• [EXERCISE]:
In the data below, find every line that has the string "Shift", and copy it.

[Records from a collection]
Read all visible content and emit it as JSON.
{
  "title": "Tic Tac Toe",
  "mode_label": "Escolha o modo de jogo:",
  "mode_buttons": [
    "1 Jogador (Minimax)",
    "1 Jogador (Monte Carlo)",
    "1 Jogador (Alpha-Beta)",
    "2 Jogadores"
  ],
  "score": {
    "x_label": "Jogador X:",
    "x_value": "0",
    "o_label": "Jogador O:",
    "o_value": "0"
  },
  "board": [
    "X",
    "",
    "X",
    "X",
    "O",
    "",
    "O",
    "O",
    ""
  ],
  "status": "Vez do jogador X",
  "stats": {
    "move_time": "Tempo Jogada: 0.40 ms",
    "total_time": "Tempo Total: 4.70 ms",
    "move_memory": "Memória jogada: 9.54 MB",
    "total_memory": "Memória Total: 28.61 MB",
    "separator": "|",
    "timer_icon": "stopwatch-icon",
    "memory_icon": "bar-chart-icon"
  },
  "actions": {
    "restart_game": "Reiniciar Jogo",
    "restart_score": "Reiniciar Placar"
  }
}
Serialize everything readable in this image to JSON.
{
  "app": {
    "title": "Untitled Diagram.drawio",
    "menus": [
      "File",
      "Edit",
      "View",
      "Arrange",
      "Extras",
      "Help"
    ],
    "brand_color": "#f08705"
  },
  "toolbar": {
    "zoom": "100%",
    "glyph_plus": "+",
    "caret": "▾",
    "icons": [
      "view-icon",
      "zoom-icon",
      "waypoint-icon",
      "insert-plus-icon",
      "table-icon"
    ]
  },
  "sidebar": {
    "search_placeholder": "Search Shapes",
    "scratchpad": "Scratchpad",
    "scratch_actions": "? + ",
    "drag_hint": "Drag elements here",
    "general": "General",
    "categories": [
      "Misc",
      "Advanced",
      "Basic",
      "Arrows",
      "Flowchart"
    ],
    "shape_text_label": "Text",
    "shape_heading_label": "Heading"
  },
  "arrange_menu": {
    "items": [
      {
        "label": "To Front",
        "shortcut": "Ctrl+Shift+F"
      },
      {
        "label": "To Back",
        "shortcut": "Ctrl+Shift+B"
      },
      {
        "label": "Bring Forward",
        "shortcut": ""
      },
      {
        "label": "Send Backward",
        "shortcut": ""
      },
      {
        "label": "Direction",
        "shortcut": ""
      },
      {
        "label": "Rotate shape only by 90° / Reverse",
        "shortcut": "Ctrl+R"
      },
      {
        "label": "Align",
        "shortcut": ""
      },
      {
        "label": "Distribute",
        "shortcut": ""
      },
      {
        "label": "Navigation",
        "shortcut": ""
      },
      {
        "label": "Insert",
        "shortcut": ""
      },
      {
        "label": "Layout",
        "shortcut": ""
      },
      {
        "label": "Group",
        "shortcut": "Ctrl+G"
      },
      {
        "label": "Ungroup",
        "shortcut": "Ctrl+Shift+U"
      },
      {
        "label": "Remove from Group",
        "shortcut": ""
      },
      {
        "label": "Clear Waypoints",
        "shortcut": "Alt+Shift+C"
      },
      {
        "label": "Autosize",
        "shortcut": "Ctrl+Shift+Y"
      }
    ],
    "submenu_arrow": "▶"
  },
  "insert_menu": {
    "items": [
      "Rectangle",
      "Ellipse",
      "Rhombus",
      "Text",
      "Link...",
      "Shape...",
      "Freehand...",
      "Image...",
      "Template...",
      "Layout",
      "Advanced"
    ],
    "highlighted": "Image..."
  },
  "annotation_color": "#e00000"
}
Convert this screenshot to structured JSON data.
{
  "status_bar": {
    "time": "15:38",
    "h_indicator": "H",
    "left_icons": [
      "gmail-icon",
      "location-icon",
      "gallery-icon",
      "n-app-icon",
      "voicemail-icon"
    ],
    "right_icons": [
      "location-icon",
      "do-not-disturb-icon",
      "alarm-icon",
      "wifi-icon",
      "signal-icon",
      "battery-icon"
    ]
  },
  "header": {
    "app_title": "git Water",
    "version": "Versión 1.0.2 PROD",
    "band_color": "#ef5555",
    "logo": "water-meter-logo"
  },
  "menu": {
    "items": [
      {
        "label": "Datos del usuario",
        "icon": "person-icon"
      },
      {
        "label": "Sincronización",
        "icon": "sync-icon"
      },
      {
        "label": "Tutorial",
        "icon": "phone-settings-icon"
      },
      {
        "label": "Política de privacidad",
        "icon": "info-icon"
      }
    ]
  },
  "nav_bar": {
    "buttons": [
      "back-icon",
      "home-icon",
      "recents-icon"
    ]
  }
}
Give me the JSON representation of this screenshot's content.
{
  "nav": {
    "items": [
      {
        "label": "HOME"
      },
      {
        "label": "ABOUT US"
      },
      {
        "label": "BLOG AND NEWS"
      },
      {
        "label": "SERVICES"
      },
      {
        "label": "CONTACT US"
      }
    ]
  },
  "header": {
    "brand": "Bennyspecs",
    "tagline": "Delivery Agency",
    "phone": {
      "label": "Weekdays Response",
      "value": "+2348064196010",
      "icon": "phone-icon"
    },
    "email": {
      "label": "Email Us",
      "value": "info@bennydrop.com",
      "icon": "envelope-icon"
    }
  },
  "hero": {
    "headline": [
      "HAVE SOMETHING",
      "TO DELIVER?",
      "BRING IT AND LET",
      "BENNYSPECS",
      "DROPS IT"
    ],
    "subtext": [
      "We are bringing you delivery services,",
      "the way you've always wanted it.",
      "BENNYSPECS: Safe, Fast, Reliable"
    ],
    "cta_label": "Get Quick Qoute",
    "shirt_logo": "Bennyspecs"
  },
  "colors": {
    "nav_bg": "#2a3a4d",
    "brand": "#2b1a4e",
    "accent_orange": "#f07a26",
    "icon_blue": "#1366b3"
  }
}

• [THE ANSWER]:
        "shortcut": "Ctrl+Shift+F"
        "shortcut": "Ctrl+Shift+B"
        "shortcut": "Ctrl+Shift+U"
        "shortcut": "Alt+Shift+C"
        "shortcut": "Ctrl+Shift+Y"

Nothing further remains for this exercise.